Thatís Carol Lawrence and Vince Naso in Hawaii in 1970, just before I met Vince. We lived together for 7 years and stayed good friends
all of the rest of his life even though he later remarried. Vince was diagnosed with lung cancer a week before my husband Tony and I were going to go visit and stay with him in L.A. He died 10 days
after the diagnosis and it reigns as one of the worst days of my life when his son Greg gave me the news. I loved him all my life and he was one of the best friends I have ever had. I had my very own
first home with Vince when I was 21. He taught me so much about myself, I wish I could have done the same for him. I came straight from being a total spoiled brat with household help to living with
Vince, and doing everything myself with his tutelage. I had never done my own laundry or cooked much other than scrambled eggs. He taught me everything
about keeping a house and I learned how to cook while living with him, and quite well I might add. I think I will miss him all the rest of my life.
When I moved in with him without marrying him, my father wouldnít talk to me for over a year. It simply wasnít done where we were from. But I had fallen in love at 16. The most amazing
love story turned sour when I found out the love of my life wasnít really divorced as he said he was. It turned me off marriage and so I refused to marry Vince, thinking he would leave me
anyway. Well, I wound up leaving him. Not for someone else, but our lives had simply taken different turns. The irony is that he helped me find myself, and that self couldnít live the life
we started together. I am grateful that before Vince died his son Tim gave us a private moment together and I was able to thank Vince for all the things I learned about life from him. Thatís

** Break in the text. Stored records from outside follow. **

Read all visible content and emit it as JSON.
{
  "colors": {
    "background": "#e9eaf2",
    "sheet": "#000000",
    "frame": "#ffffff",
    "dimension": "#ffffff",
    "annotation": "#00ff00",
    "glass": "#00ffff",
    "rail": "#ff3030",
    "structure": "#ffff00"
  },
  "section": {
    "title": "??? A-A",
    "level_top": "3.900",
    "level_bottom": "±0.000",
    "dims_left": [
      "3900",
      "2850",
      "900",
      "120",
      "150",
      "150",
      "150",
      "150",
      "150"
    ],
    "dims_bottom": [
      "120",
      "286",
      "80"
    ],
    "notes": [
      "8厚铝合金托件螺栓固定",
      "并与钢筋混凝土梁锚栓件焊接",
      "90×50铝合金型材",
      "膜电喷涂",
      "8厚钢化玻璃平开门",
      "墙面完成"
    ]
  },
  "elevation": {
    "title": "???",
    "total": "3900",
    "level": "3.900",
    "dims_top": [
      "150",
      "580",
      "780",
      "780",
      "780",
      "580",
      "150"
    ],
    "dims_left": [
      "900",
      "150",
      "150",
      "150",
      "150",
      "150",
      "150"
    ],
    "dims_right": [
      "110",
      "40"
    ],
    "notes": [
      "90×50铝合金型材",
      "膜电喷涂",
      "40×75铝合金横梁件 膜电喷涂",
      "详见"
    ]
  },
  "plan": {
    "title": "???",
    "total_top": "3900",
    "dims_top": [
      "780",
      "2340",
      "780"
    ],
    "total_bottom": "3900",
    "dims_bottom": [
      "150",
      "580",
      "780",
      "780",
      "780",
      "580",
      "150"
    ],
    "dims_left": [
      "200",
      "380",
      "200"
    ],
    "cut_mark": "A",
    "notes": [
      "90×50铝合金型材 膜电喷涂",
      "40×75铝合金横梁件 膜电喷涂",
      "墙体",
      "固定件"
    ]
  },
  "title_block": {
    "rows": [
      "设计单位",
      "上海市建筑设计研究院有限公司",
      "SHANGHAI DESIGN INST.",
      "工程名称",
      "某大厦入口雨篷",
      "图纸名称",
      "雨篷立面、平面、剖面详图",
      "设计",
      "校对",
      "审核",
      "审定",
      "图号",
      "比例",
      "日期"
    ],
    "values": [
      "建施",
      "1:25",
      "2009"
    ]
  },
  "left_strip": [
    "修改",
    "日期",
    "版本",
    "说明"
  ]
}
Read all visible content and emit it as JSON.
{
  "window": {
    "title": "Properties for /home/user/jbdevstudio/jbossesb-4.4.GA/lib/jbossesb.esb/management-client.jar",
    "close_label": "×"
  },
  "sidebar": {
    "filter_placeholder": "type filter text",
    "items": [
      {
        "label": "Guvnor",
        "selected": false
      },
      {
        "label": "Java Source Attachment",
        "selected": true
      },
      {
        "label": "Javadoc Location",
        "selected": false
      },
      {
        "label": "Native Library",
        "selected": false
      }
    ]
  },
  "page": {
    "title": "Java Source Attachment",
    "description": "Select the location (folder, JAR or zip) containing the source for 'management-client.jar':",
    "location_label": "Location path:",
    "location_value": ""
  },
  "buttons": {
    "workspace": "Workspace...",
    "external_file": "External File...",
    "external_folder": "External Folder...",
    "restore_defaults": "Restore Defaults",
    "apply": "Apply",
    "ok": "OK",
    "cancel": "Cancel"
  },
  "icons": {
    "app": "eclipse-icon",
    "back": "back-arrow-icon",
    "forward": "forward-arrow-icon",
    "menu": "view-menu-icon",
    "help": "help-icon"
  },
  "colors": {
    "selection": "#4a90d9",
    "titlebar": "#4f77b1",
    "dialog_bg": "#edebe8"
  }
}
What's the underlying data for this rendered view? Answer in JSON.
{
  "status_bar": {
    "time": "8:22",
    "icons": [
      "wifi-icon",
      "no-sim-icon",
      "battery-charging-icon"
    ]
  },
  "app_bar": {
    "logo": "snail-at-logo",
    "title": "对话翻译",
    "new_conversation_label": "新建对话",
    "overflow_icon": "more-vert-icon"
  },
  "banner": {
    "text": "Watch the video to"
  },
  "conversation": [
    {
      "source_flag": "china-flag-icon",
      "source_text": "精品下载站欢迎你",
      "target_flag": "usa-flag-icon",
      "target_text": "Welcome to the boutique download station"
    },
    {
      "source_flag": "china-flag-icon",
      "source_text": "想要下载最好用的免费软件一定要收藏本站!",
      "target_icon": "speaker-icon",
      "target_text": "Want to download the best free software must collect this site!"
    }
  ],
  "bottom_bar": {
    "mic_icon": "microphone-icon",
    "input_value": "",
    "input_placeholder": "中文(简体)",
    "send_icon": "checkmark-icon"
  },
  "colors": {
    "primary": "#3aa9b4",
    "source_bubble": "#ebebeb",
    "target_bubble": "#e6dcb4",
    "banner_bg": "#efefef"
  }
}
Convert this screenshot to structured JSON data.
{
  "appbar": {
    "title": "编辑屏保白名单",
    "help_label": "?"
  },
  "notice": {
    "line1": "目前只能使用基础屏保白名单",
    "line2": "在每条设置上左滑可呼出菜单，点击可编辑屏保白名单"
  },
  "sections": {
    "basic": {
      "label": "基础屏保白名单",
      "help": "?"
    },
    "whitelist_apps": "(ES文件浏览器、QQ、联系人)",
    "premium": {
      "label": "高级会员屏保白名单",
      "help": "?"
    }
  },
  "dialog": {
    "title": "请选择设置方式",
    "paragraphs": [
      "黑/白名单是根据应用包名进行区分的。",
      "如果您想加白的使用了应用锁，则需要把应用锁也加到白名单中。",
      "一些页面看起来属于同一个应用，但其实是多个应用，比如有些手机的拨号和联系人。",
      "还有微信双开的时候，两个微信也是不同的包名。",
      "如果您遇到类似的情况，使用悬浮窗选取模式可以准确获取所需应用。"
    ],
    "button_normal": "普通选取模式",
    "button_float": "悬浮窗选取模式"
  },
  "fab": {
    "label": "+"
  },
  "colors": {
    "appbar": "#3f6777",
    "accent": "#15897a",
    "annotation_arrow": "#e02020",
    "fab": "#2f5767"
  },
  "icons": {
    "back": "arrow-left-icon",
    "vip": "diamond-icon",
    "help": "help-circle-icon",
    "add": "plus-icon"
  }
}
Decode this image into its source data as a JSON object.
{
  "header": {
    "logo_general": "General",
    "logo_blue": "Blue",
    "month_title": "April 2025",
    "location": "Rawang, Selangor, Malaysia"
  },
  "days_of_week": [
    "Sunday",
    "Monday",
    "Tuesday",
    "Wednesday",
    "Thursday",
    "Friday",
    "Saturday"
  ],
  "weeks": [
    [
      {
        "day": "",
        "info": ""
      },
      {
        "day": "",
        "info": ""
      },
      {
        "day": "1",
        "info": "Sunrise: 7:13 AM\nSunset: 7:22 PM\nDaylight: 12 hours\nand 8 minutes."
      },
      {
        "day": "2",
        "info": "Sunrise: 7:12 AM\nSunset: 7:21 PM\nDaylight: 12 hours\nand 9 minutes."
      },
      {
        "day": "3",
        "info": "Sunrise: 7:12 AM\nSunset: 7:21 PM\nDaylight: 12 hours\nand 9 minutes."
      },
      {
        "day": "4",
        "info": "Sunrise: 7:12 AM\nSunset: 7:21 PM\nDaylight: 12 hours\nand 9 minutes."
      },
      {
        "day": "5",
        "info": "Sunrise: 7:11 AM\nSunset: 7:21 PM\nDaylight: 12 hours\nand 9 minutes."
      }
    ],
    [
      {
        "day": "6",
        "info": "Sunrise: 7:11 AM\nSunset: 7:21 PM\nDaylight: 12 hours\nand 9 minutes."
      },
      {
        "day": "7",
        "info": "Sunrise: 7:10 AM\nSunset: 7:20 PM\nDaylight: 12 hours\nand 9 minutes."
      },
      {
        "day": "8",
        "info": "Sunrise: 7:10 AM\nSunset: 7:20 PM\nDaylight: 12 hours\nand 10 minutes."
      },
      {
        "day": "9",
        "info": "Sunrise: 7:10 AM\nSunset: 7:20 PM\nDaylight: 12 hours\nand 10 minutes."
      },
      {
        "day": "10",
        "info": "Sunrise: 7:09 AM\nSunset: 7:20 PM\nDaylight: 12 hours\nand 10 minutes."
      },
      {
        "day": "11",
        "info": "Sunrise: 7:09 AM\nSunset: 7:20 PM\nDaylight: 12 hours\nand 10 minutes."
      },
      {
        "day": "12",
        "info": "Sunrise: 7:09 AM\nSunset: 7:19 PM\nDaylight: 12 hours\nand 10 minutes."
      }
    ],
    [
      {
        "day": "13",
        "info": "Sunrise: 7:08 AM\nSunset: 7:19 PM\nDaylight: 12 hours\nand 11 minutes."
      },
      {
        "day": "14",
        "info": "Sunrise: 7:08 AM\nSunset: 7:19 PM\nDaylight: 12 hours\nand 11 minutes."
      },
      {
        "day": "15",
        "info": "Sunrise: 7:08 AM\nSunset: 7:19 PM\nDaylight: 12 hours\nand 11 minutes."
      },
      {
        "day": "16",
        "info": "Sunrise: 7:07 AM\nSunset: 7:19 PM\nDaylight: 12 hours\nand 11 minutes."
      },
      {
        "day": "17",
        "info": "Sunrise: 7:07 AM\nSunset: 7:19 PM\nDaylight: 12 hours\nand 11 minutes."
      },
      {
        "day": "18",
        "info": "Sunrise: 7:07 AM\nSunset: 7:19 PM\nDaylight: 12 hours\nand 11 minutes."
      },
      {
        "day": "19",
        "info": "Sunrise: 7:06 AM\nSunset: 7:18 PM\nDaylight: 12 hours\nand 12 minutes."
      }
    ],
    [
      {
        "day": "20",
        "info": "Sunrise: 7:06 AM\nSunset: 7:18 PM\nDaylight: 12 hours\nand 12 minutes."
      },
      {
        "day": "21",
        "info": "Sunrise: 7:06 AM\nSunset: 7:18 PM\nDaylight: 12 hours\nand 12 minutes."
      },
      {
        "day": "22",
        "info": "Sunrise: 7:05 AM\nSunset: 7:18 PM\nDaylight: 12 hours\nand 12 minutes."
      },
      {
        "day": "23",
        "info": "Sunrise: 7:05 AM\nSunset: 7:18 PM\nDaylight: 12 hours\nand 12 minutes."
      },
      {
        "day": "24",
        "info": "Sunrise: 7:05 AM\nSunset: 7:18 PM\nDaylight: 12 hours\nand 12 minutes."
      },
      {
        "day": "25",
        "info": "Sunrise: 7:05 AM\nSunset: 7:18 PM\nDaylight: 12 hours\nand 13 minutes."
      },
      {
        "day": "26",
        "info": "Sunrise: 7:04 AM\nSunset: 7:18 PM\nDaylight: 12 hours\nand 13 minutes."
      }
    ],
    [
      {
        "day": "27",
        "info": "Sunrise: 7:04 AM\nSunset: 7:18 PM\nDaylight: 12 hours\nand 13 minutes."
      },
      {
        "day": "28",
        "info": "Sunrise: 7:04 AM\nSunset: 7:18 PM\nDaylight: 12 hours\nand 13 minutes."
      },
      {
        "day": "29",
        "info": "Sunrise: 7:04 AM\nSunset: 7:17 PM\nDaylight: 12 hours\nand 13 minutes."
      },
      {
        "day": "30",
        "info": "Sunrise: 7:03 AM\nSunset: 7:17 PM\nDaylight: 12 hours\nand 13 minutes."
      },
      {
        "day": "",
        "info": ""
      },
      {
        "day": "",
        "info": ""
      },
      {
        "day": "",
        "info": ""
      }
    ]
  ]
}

the only consolation I have from that experience. That and the fact that his family still remain my extended family. His son Gregory and I are close as well as his nieces and a brother and
sister-in-law who are still around.